Ruggerio says he closed the windows so the FBI agents who were tracking Gotti couldn’t look inside to see the meeting of the city’s 25 most powerful mobsters.

Ruggerio made televised deals with PBS and the Food Network in the 1990s, but that all fell through in 1998 when he was accused of stealing $190,000 from a credit card company by falsifying credit card receipts.

Prosecutors said he defrauded credit card payments by exploiting tips left by 26 customers at his restaurant in one case. Up to $30,000.

Ruggerio rose through the ranks of the restaurant world, graduated in France and at age 26 became the executive chef at La Caravelle.

Ruggerio rose through the ranks of the restaurant world, graduated in France and at age 26 became the executive chef at La Caravelle.

Now he says he regrets his life of crime and is working on his memoir, after recently releasing a supernatural mafia thriller (above)

Now he says he regrets his life of crime and is working on his memoir, after recently releasing a supernatural mafia thriller (above)

Although Ruggerio still denies the charges, on the advice of his lawyer he got a plea deal and underwent parole and community service.

After the scandal, Rogério lost restaurants, a television contract and became the center of public attention, discreetly running a donut shop and other small businesses.

But after his gangster son died in 2014 of a drug overdose, Ruggerio says he reached his breaking point when his former mob partner Marino refused to attend the funeral.

When Danny didn’t come, that’s when I told him so. “I’m done,” Rogério told Vanity Fair.

Now he says he regrets his life of crime and is working on his memoir.

“I did something when they pressured me that I wasn’t proud of,” he said. But to really be on the streets, you must have a black heart. When you flip that switch, there can be no emotion. You won’t be bored. You just have to do it. ‘

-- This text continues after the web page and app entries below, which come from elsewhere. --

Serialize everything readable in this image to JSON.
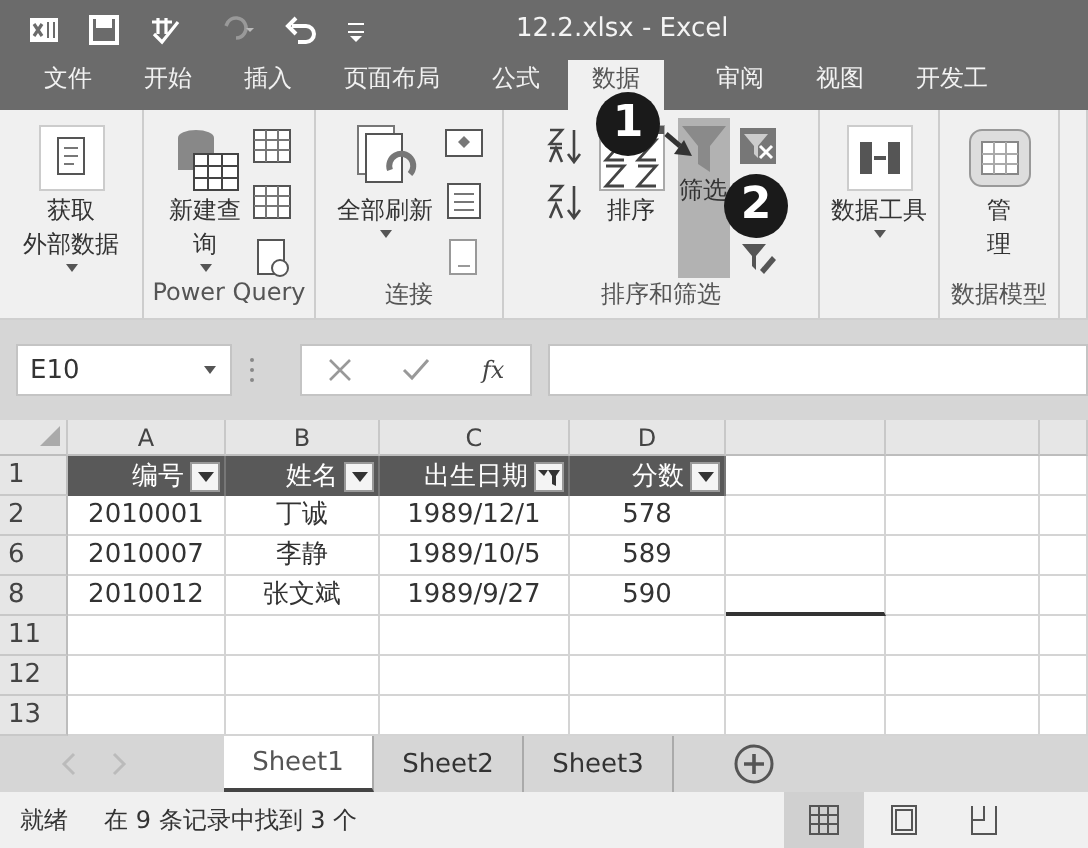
{
  "title_bar": {
    "title": "12.2.xlsx - Excel"
  },
  "ribbon_tabs": [
    {
      "label": "文件",
      "selected": false
    },
    {
      "label": "开始",
      "selected": false
    },
    {
      "label": "插入",
      "selected": false
    },
    {
      "label": "页面布局",
      "selected": false
    },
    {
      "label": "公式",
      "selected": false
    },
    {
      "label": "数据",
      "selected": true
    },
    {
      "label": "审阅",
      "selected": false
    },
    {
      "label": "视图",
      "selected": false
    },
    {
      "label": "开发工",
      "selected": false
    }
  ],
  "ribbon_groups": [
    {
      "commands": [
        {
          "lines": [
            "获取",
            "外部数据"
          ],
          "selected": false
        }
      ]
    },
    {
      "label": "Power Query",
      "commands": [
        {
          "lines": [
            "新建查",
            "询"
          ],
          "selected": false
        }
      ]
    },
    {
      "label": "连接",
      "commands": [
        {
          "lines": [
            "全部刷新"
          ],
          "selected": false
        }
      ]
    },
    {
      "label": "排序和筛选",
      "commands": [
        {
          "lines": [
            "排序"
          ],
          "selected": false
        },
        {
          "lines": [
            "筛选"
          ],
          "selected": true
        }
      ]
    },
    {
      "commands": [
        {
          "lines": [
            "数据工具"
          ],
          "selected": false
        }
      ]
    },
    {
      "label": "数据模型",
      "commands": [
        {
          "lines": [
            "管",
            "理"
          ],
          "selected": false
        }
      ]
    }
  ],
  "callouts": [
    {
      "text": "1"
    },
    {
      "text": "2"
    }
  ],
  "formula_bar": {
    "name_box": "E10",
    "fx": "fx"
  },
  "sheet": {
    "columns": [
      "A",
      "B",
      "C",
      "D"
    ],
    "header_row": {
      "number": "1",
      "cells": [
        {
          "text": "编号",
          "filtered": false
        },
        {
          "text": "姓名",
          "filtered": false
        },
        {
          "text": "出生日期",
          "filtered": true
        },
        {
          "text": "分数",
          "filtered": false
        }
      ]
    },
    "rows": [
      {
        "number": "2",
        "cells": [
          "2010001",
          "丁诚",
          "1989/12/1",
          "578"
        ]
      },
      {
        "number": "6",
        "cells": [
          "2010007",
          "李静",
          "1989/10/5",
          "589"
        ]
      },
      {
        "number": "8",
        "cells": [
          "2010012",
          "张文斌",
          "1989/9/27",
          "590"
        ]
      },
      {
        "number": "11",
        "cells": []
      },
      {
        "number": "12",
        "cells": []
      },
      {
        "number": "13",
        "cells": []
      }
    ]
  },
  "sheet_tabs": [
    {
      "label": "Sheet1",
      "selected": true
    },
    {
      "label": "Sheet2",
      "selected": false
    },
    {
      "label": "Sheet3",
      "selected": false
    }
  ],
  "status_bar": {
    "mode": "就绪",
    "message": "在 9 条记录中找到 3 个",
    "views": [
      {
        "selected": true
      },
      {
        "selected": false
      },
      {
        "selected": false
      }
    ]
  }
}
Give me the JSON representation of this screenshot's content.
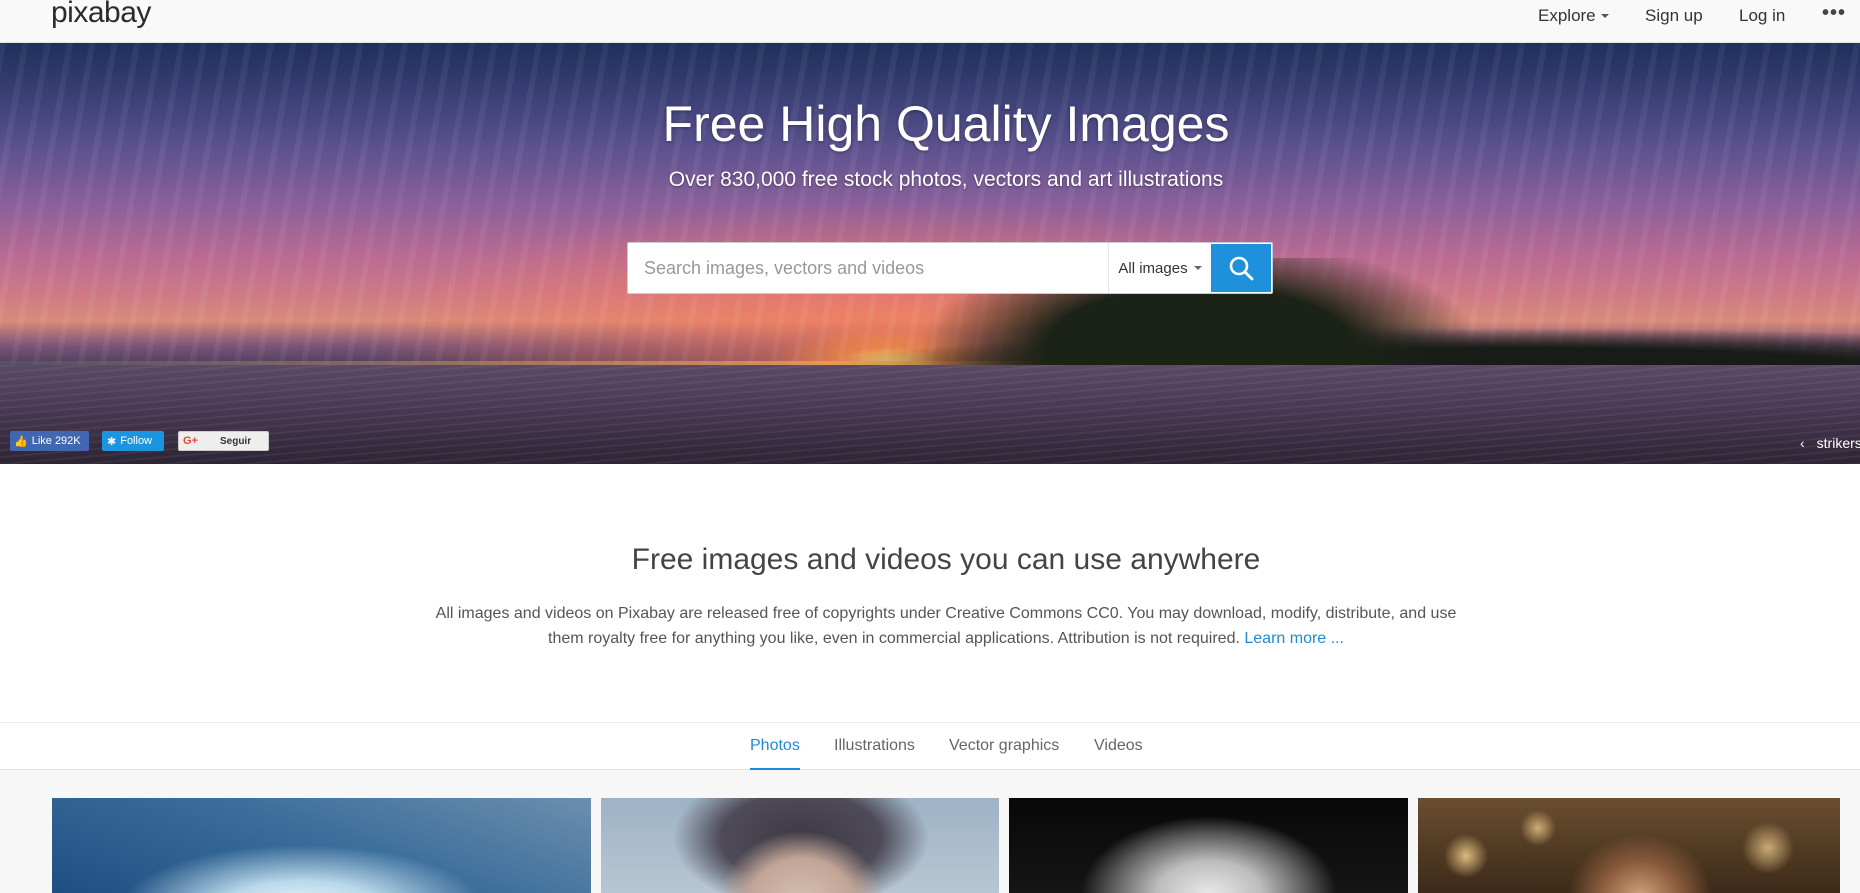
{
  "nav": {
    "logo": "pixabay",
    "explore": "Explore",
    "signup": "Sign up",
    "login": "Log in",
    "more": "•••"
  },
  "hero": {
    "title": "Free High Quality Images",
    "subtitle": "Over 830,000 free stock photos, vectors and art illustrations",
    "search": {
      "placeholder": "Search images, vectors and videos",
      "value": "",
      "type_selected": "All images"
    },
    "social": {
      "facebook_label": "Like 292K",
      "twitter_label": "Follow",
      "googleplus_icon_text": "G+",
      "googleplus_label": "Seguir"
    },
    "credit": "strikers"
  },
  "intro": {
    "title": "Free images and videos you can use anywhere",
    "text": "All images and videos on Pixabay are released free of copyrights under Creative Commons CC0. You may download, modify, distribute, and use them royalty free for anything you like, even in commercial applications. Attribution is not required.",
    "learn_more": "Learn more ..."
  },
  "tabs": [
    {
      "label": "Photos",
      "active": true
    },
    {
      "label": "Illustrations",
      "active": false
    },
    {
      "label": "Vector graphics",
      "active": false
    },
    {
      "label": "Videos",
      "active": false
    }
  ],
  "colors": {
    "accent": "#1e90dc",
    "link": "#1e8ad6",
    "facebook": "#4267b2",
    "twitter": "#1b95e0"
  }
}
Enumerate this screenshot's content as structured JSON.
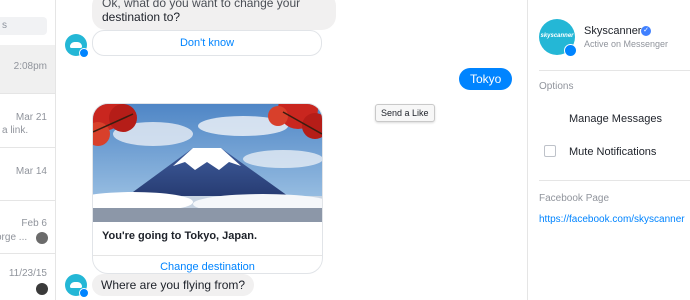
{
  "sidebar": {
    "search_placeholder": "s",
    "conversations": [
      {
        "time": "2:08pm",
        "snippet": "",
        "active": true
      },
      {
        "time": "Mar 21",
        "snippet": "a link.",
        "active": false
      },
      {
        "time": "Mar 14",
        "snippet": "",
        "active": false
      },
      {
        "time": "Feb 6",
        "snippet": "orge ...",
        "active": false
      },
      {
        "time": "11/23/15",
        "snippet": "",
        "active": false
      }
    ]
  },
  "chat": {
    "top_bubble_line1": "Ok, what do you want to change your",
    "top_bubble_line2": "destination to?",
    "dont_know_label": "Don't know",
    "user_reply": "Tokyo",
    "tooltip": "Send a Like",
    "card_title": "You're going to Tokyo, Japan.",
    "card_button": "Change destination",
    "question": "Where are you flying from?"
  },
  "profile": {
    "name": "Skyscanner",
    "status": "Active on Messenger",
    "logo_text": "skyscanner",
    "options_header": "Options",
    "manage_messages": "Manage Messages",
    "mute_notifications": "Mute Notifications",
    "facebook_page_header": "Facebook Page",
    "facebook_link": "https://facebook.com/skyscanner"
  },
  "colors": {
    "messenger_blue": "#0084ff",
    "skyscanner_teal": "#24b7d6",
    "bubble_gray": "#f1f0f0"
  }
}
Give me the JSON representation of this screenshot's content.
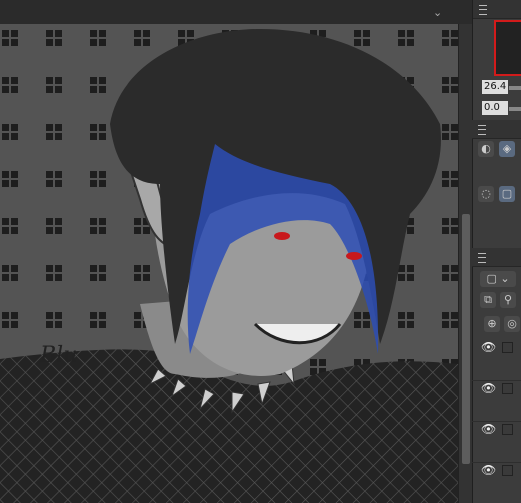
{
  "toolbar": {
    "collapse_icon": "chevron-down-icon"
  },
  "canvas": {
    "artwork_signature": "Blu",
    "colors": {
      "background": "#545454",
      "windows": "#1e1e1e",
      "hair": "#2b2b2b",
      "hair_highlight": "#2d4eb5",
      "shirt": "#1f1f1f",
      "eyes": "#c8181c"
    }
  },
  "navigator": {
    "zoom_value": "26.4",
    "rotate_value": "0.0"
  },
  "tool_property": {
    "icons": [
      "fill-icon",
      "layers-icon",
      "lasso-icon",
      "selection-icon"
    ]
  },
  "layers": {
    "icons": [
      "layers-icon",
      "blend-mode-select",
      "new-layer-icon",
      "new-folder-icon"
    ],
    "rows": [
      {
        "visible": true
      },
      {
        "visible": true
      },
      {
        "visible": true
      },
      {
        "visible": true
      }
    ]
  },
  "accent_color": "#d21b1b"
}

Source: Daily Mail

- Advertisement -
spot_img

Latest Posts

spot_img

Latest